Sunday, November 11, 2007

Others' vices

From a review of Ibn Warraq's Defending the West: A Critique of Edward Said’s Orientalism. Said's thinking, which has destroyed departments of Middle Eastern Studies throughout the world by turning scholars into activists (which means they do both things badly - as do journalists who propogate Pallywood fictions), is finally coming under consistent attack. The latest is this book by Ibn Warraq, the review of which includes the quote below.

Warraq then turns to Said’s misrepresentation of the West as a xenophobic culture, fearful of the “Other” and cultural difference. Warraq explodes this canard by identifying what he calls the “three golden threads” woven through Western culture since the time of the Greeks: rationalism, universalism, and self-criticism. As Warraq argues, Western intellectual curiosity has driven an interest in other cultures and peoples and created a magnificent edifice of scholarship formalizing that interest. The Western notion of a universal human nature reinforced this intellectual openness to other cultures. And self-criticism has been the engine of the West’s improvement, leading to the rejection of traditional practices that were unjust or inefficient, as Warraq shows with his discussion of the British Empire’s war on slavery. In fact, the West’s most trenchant critics, Said included, have always been Westerners.

It is the absence of these golden threads, Warraq believes, not Western crimes abetted by “Orientalism,” that accounts for the backwardness and stagnation of the Muslim Middle East—a region that with few exceptions lacks interest in other peoples, adheres unthinkingly to fossilized traditions, and is unable to look critically at its failures. These characteristics have fostered a paranoid cult of victimhood that blames the West for the failures of Middle Eastern regimes. Said’s work encourages such thinking: “In cultures already immune to self-criticism,” Warraq writes, “Said helped Muslims and particularly Arabs, perfect their already well-developed sense of self-pity.”

To which should be added:

Warraq, however, is honest enough to accept that his three golden threads have a tendency to degenerate into dangerous weaknesses. Rationalism becomes scientism, universalism becomes a flabby tolerance that disguises a lack of conviction, and self-criticism becomes an irrational self-hatred. Add multiculturalism’s sentimental adulation of a non-Western “Other,” superior to the money-grubbing Westerner, and the self-loathing West has essentially validated the jihadists’ reasons for wanting to destroy it.

4 comments:

Hazar Nesimi said...

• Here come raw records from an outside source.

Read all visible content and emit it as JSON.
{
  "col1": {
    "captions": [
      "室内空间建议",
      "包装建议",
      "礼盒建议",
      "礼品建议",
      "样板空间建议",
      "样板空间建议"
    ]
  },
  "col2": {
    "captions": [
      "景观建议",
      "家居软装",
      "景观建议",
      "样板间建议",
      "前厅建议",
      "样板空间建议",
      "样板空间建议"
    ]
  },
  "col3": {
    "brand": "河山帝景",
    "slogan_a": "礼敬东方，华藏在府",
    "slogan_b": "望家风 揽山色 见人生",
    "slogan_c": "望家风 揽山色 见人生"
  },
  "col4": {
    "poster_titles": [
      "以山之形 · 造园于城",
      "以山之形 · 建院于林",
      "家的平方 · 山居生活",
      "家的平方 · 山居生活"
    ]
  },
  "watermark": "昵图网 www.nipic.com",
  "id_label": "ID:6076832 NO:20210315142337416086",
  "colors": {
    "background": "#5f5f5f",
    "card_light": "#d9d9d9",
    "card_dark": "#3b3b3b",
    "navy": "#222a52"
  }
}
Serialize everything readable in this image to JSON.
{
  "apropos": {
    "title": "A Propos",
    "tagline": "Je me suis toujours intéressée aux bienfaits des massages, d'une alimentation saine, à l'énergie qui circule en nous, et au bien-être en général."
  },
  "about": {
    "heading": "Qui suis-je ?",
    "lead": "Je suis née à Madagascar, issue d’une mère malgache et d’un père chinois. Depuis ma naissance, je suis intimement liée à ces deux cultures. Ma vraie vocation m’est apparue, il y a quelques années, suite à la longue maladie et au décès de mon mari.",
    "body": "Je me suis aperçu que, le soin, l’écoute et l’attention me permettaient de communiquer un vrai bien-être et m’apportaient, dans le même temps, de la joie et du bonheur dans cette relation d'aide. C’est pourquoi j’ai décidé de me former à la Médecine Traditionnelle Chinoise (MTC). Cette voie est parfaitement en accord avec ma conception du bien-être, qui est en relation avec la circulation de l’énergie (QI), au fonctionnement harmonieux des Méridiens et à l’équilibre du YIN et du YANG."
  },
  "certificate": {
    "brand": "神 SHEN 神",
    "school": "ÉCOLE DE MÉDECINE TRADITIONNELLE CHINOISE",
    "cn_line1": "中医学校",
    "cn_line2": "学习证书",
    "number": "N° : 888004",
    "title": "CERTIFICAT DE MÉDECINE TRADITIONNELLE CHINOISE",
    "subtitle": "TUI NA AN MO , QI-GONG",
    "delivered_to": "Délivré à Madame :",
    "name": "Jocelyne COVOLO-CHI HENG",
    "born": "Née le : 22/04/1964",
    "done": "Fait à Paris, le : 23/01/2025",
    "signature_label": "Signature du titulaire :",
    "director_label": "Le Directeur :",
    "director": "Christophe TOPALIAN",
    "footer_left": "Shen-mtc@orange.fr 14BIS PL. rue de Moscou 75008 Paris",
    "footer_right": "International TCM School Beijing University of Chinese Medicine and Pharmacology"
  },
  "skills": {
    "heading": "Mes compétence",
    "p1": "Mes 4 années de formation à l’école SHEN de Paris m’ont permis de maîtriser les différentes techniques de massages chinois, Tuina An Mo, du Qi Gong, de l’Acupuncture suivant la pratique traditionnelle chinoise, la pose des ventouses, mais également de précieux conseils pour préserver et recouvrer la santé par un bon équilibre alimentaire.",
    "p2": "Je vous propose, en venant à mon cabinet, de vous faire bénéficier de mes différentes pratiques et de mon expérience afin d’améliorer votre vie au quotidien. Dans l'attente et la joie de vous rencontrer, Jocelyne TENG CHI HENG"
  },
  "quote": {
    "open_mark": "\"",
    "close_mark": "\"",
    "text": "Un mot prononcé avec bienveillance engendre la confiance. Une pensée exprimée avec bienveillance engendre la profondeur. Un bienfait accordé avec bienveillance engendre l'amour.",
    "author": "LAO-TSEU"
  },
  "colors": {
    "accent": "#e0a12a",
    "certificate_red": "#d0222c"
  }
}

Said plays right into our prejudices at the time when the self-reflection was needed in the Muslim world - retrospectively the best time, when this self-reflection and criticism was at its peak was in early 20th century - also the high time for orientalists. World War I stopped the reform in in its track, and here - i have to admit - the role of colonialims is very strong, in addition to the lack of the local willpower. Could things have been different... perhabs, but Muslim world was already at the point of no return by then. The lack of interest in outside world has intensified after World War I. I dont like Warraq especially for his saccarine praises for the Western society, but he has a point

Riri said...

We deserve everything we get I suppose. The only way to defend ourselves is to rebuild ourselves, with silent dignity. Emotional outpourings of rage and hatred which stem obviously from our complex of helpless inferiority does nothing but humiliate us further....Let them talk, let them hate, let them caricature...we have better fish to fry and it is getting desperately urgent!

NoolaBeulah said...

I must confess that the reason I reproduce these things is not so much for what they say about the Muslim world, but for what they say about us. That was really the reason I started this blog; I was sick and tired of the educated elite and their cultural self-denigration.

But not only were we doing ourselves a disfavour, but in seeing the rest of the world only as 'victims of Western imperialism, capitalism, etc', we reduced their actions to mere reactions to the West. Insofar as the victims accepted this viewpoint, they were also made weaker.

But I think you are both saying that anyway, so there's not much point in me going on about it.

Riri said...

But recognising our faults is always a good thing. We have been a victim of colonialism, tough luck. We can still rebuild our strength but it will take us longer that's all. I know how frustrating it might sound to a Westerner when some educated elite keep blaming the West, but believe me it is the best there is about you (meaning the West), your power lies in your constant self-criticism. If only we were like that, everything would be much better for us....